> _TASK DETAILS_
Scan the records for lines with the word "label", and copy every such line.

Excerpts from an interface dataset:
--- START ---

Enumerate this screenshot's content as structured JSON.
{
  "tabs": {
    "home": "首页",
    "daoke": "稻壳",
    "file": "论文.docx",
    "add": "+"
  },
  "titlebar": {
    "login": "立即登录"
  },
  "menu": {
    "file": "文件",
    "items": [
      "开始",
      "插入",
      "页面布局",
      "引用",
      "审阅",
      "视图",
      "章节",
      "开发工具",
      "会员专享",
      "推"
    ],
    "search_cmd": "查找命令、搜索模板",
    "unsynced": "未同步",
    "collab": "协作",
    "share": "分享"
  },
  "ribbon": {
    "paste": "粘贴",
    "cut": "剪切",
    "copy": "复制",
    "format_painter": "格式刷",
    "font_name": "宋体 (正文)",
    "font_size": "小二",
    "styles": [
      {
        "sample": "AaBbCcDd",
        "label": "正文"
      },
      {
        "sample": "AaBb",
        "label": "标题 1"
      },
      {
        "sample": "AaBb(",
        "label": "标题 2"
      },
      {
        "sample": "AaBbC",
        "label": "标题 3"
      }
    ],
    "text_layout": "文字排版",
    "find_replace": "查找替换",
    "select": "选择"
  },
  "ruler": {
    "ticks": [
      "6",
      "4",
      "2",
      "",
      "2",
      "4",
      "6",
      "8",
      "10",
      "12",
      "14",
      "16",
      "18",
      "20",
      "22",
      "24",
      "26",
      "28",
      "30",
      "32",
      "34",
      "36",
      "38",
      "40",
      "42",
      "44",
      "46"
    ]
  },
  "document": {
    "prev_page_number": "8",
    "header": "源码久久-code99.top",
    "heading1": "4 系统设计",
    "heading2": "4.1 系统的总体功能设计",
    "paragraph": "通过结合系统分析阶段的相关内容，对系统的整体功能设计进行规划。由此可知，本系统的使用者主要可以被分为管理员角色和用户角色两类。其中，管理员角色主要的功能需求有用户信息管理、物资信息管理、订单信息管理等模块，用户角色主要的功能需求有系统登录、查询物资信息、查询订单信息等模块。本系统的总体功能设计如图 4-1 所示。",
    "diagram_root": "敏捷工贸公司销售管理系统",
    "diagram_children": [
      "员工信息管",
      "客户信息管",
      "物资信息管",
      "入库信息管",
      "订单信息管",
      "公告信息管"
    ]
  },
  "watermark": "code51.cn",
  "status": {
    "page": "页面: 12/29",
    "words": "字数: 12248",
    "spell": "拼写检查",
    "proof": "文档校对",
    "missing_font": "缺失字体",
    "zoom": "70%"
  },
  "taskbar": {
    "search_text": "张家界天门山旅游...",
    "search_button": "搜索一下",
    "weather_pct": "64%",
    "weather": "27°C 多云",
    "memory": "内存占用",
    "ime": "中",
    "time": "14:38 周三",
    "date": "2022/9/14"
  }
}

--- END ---

> _EXERCISE ANSWER_
        "label": "正文"
        "label": "标题 1"
        "label": "标题 2"
        "label": "标题 3"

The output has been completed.